It is the powerful potential of the oil's aromatic molecules and the chemistry therein that exert a strong effect on the whole person
The skills and the knowledge of the Aromatherapist are paramount because the aromatic molecules found in the essential oils affect the cells of the body and each person's body is unique. Thus, the same treatment applied to different people will not always bring about the same result.
Aromatherapy primarily works in two ways, by inhalation and through topical application.

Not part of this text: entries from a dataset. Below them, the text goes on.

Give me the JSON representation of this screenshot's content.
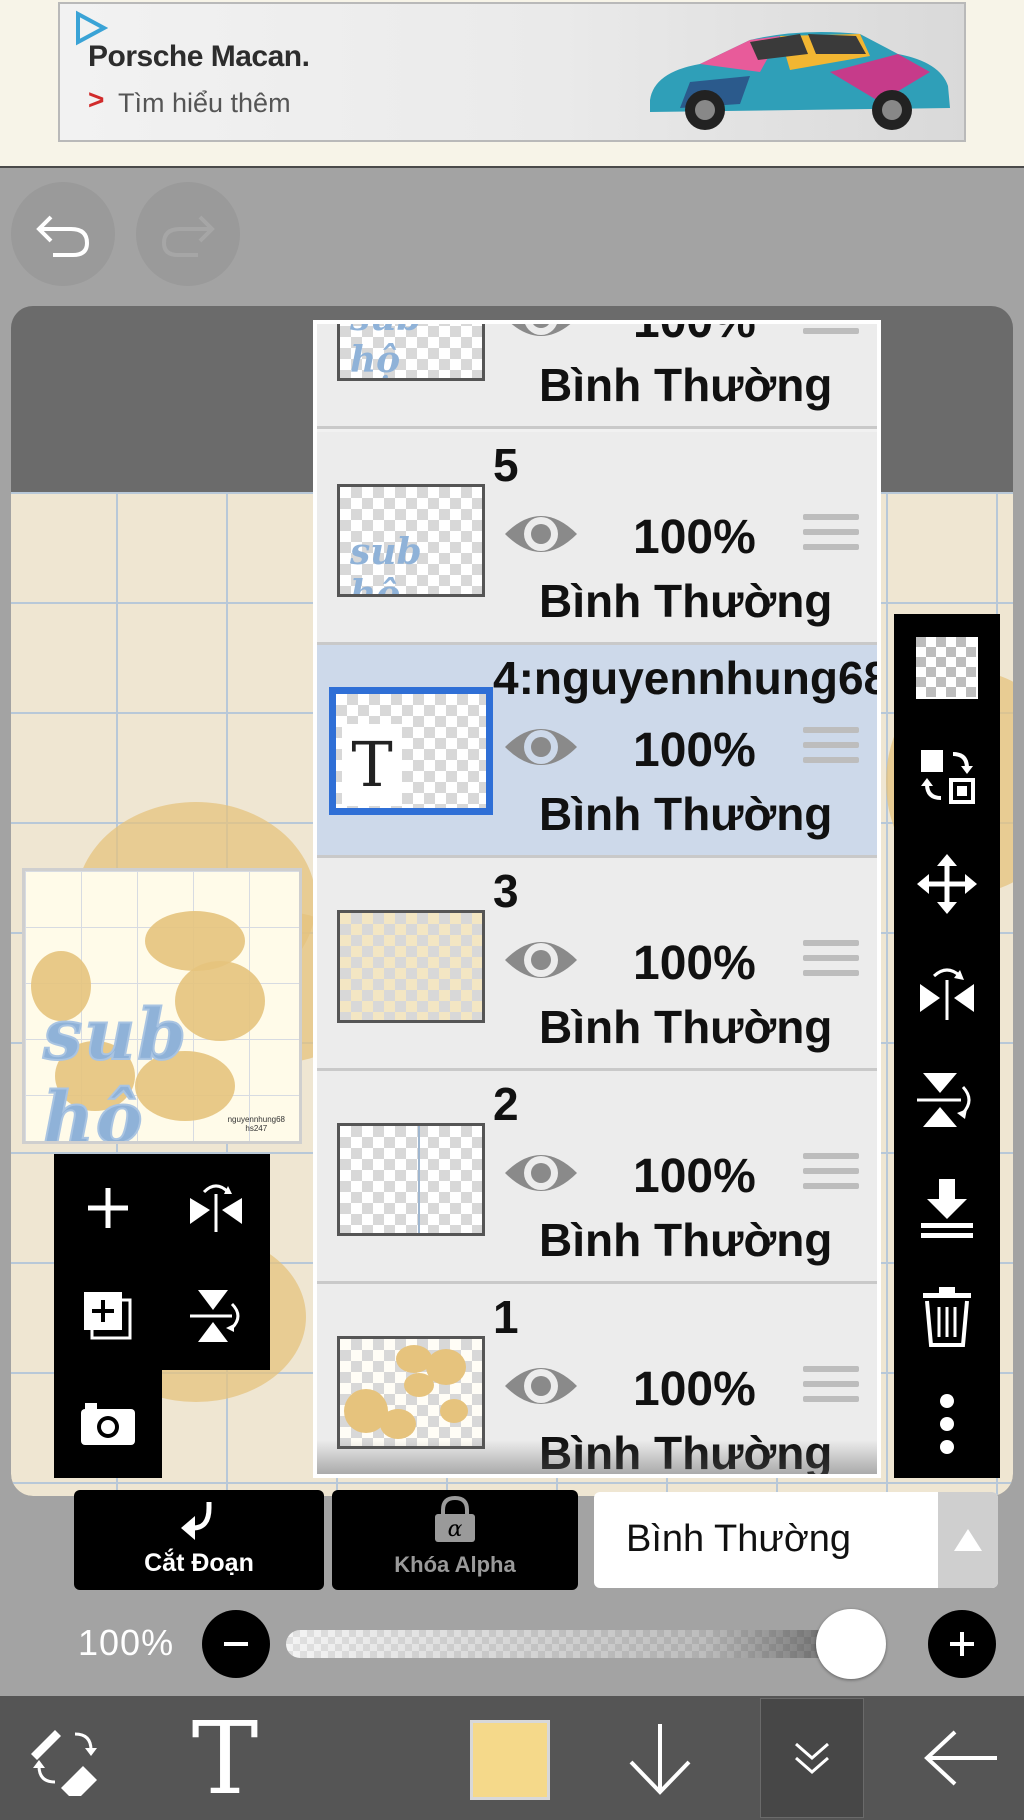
{
  "ad": {
    "title": "Porsche Macan.",
    "link_arrow": ">",
    "link_text": "Tìm hiểu thêm"
  },
  "thumbnail": {
    "title_art": "sub hộ",
    "signature_line1": "nguyennhung68",
    "signature_line2": "hs247"
  },
  "layers": [
    {
      "name": "",
      "opacity": "100%",
      "blend": "Bình Thường",
      "thumb_text": "sub hộ",
      "selected": false
    },
    {
      "name": "5",
      "opacity": "100%",
      "blend": "Bình Thường",
      "thumb_text": "sub hộ",
      "selected": false
    },
    {
      "name": "4:nguyennhung68",
      "opacity": "100%",
      "blend": "Bình Thường",
      "thumb_text": "T",
      "selected": true
    },
    {
      "name": "3",
      "opacity": "100%",
      "blend": "Bình Thường",
      "selected": false
    },
    {
      "name": "2",
      "opacity": "100%",
      "blend": "Bình Thường",
      "selected": false
    },
    {
      "name": "1",
      "opacity": "100%",
      "blend": "Bình Thường",
      "selected": false
    }
  ],
  "controls": {
    "clip_label": "Cắt Đoạn",
    "alpha_lock_label": "Khóa Alpha",
    "blend_mode_value": "Bình Thường",
    "opacity_label": "100%",
    "opacity_value": 1.0
  },
  "bottom_nav": {
    "text_tool_glyph": "T",
    "current_color": "#f5d98a"
  },
  "icons": {
    "ad": [
      "ad-play-icon",
      "car-image"
    ],
    "top": [
      "undo-icon",
      "redo-icon"
    ],
    "left_tools": [
      "add-layer-icon",
      "flip-horizontal-icon",
      "duplicate-layer-icon",
      "flip-vertical-icon",
      "camera-icon"
    ],
    "right_toolbar": [
      "transparency-icon",
      "swap-select-icon",
      "move-icon",
      "flip-horizontal-icon",
      "flip-vertical-icon",
      "merge-down-icon",
      "trash-icon",
      "more-icon"
    ],
    "bottom_nav": [
      "eraser-swap-icon",
      "text-tool-icon",
      "color-swatch",
      "down-arrow-icon",
      "collapse-icon",
      "back-arrow-icon"
    ]
  },
  "colors": {
    "selected_layer_border": "#2f6fd6",
    "selected_layer_bg": "#cdd9ea",
    "ad_arrow": "#d12b2b"
  }
}
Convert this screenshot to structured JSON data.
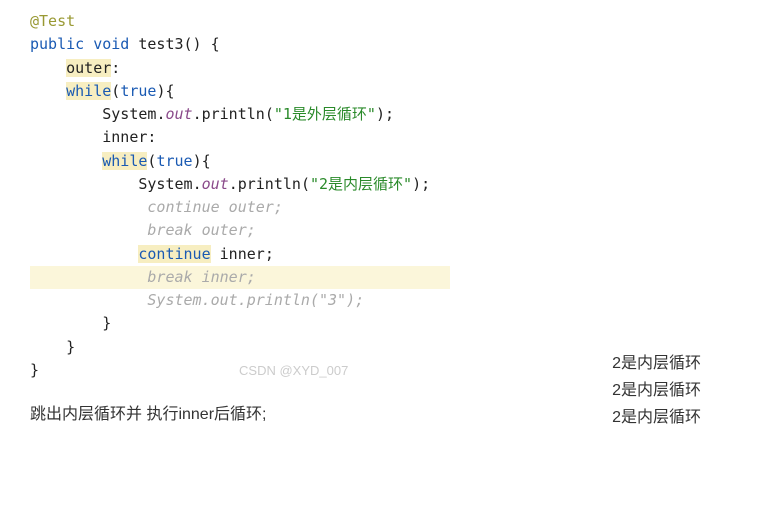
{
  "code": {
    "annotation": "@Test",
    "kw_public": "public",
    "kw_void": "void",
    "method_name": "test3",
    "paren_open": "()",
    "brace_open": "{",
    "outer_label": "outer",
    "colon": ":",
    "kw_while": "while",
    "true_lit": "true",
    "sys": "System",
    "out": "out",
    "println": "println",
    "str1": "\"1是外层循环\"",
    "inner_label": "inner",
    "str2": "\"2是内层循环\"",
    "cont_outer": "continue outer;",
    "break_outer": "break outer;",
    "kw_continue": "continue",
    "inner_ref": "inner",
    "semi": ";",
    "break_inner": "break inner;",
    "sys_comment": "System.out.println(\"3\");",
    "brace_close": "}",
    "watermark": "CSDN @XYD_007"
  },
  "output": {
    "l1": "2是内层循环",
    "l2": "2是内层循环",
    "l3": "2是内层循环"
  },
  "caption": "跳出内层循环并 执行inner后循环;"
}
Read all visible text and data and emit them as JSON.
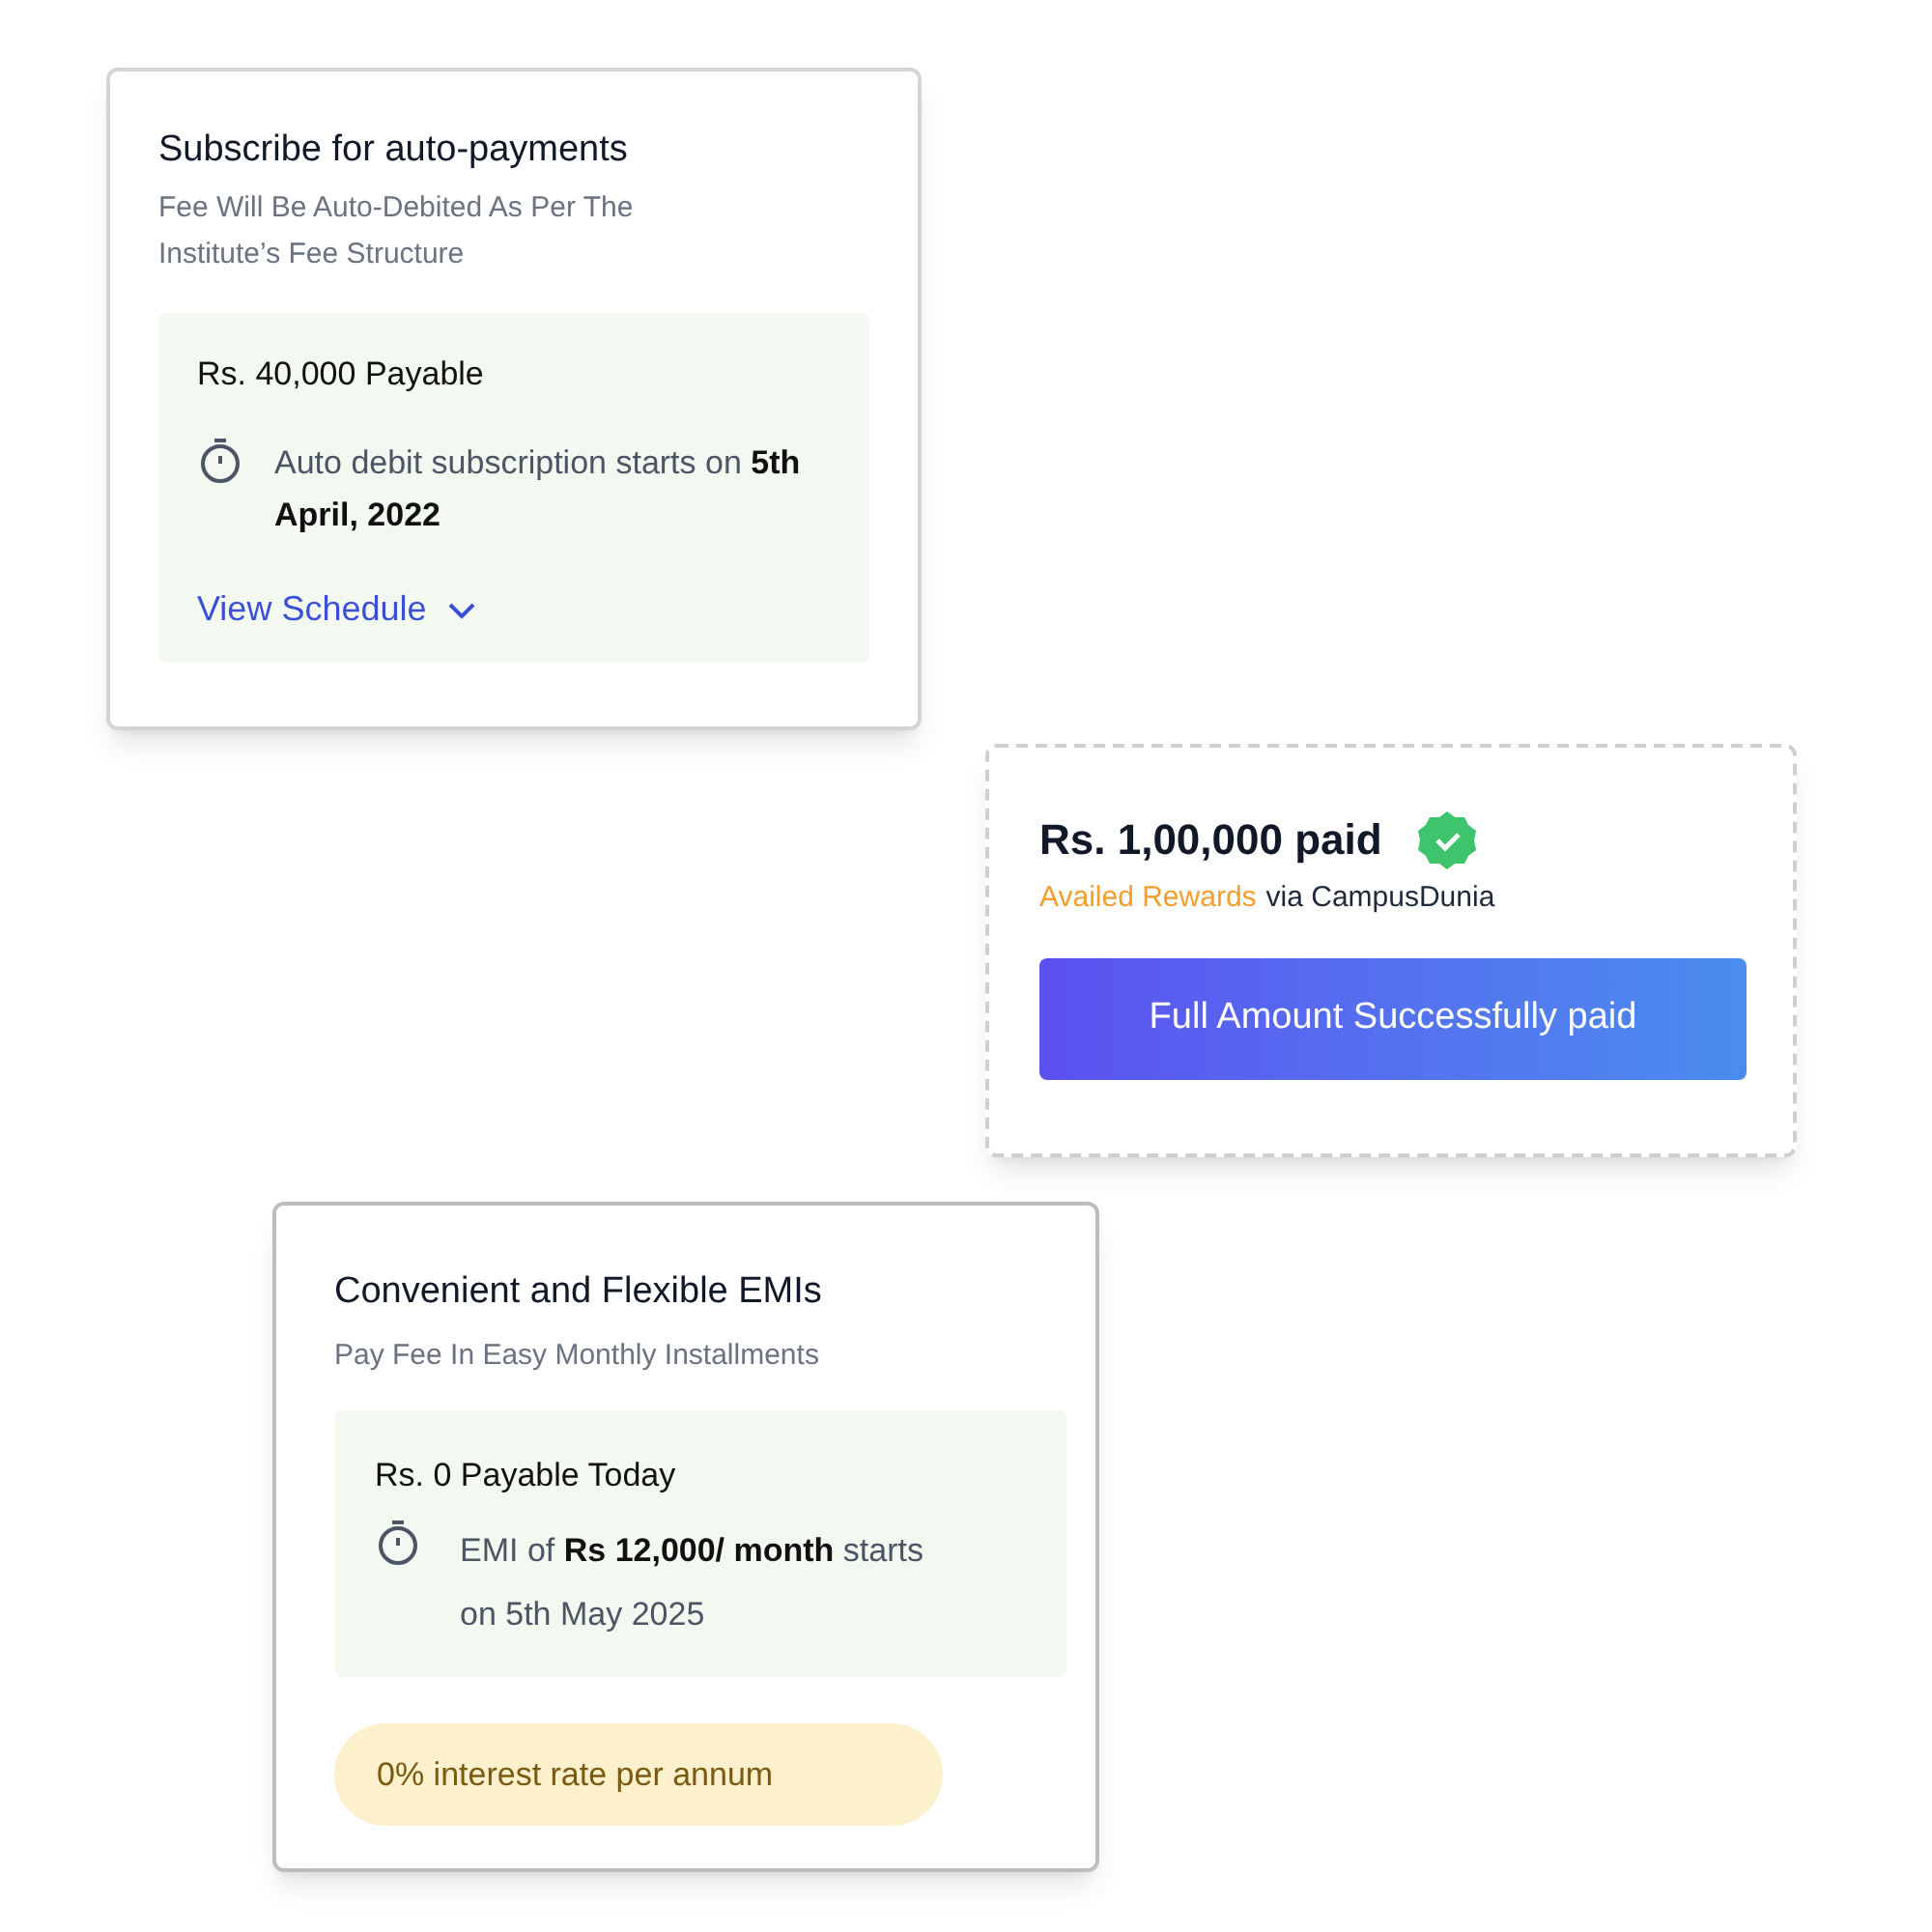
{
  "cards": [
    {
      "kind": "subscription",
      "title": "Subscribe for auto-payments",
      "subtitle": "Fee Will Be Auto-Debited As Per The Institute’s Fee Structure",
      "payable": "Rs. 40,000 Payable",
      "note": "Auto debit subscription starts on **5th April, 2022**",
      "link": "View Schedule"
    },
    {
      "kind": "paid",
      "title": "Rs. 1,00,000 paid",
      "rewards": "Availed Rewards",
      "via": "via CampusDunia",
      "button": "Full Amount Successfully paid"
    },
    {
      "kind": "emi",
      "title": "Convenient and Flexible EMIs",
      "subtitle": "Pay Fee In Easy Monthly Installments",
      "payable": "Rs. 0 Payable Today",
      "note": "EMI of **Rs 12,000/ month** starts on 5th May 2025",
      "pill": "0% interest rate per annum"
    }
  ]
}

Essential oils stimulate the powerful sense of smell; as human beings, we have the capability to distinguish 10,000 different aromas. As aroma p float into the nostrils and make direct contact with the nerves, they spark off a reaction in the brain. During the inhalation of essential oils, the part of the brain connected to smell, the olfactory system, sends a signal to the limbic system of the brain which is the home of memories and emotions. Through the limbic system, the hypothalamus and pituitary glands are stimulated. This causes reactions in the autonomic nervous system, affecting nerves, hormones, body temperature, appetite, thirst, digestion, insulin production, stress, repulsion and sexual arousal.
Interestingly, doctors have found that, when dealing with patients who have lost their sense of smell, a life without fragrance can lead to high incidence of psychiatric problems such as anxiety and depression.
An Aromatherapist will apply the essential oils topically, and they enter the body by absorption through the skin. Massage is one of the most popular ways to enjoy aromatherapy because it stimulates all of the organs in the body, revitalises and soothes the skin, muscles, nerves and glands. It also increases blood circulation and lymph flow, which in turn assists with the clearing away of body toxins. During massage, the recipient receives the wonderful therapeutic properties of essential oils both topically and via passive inhalation.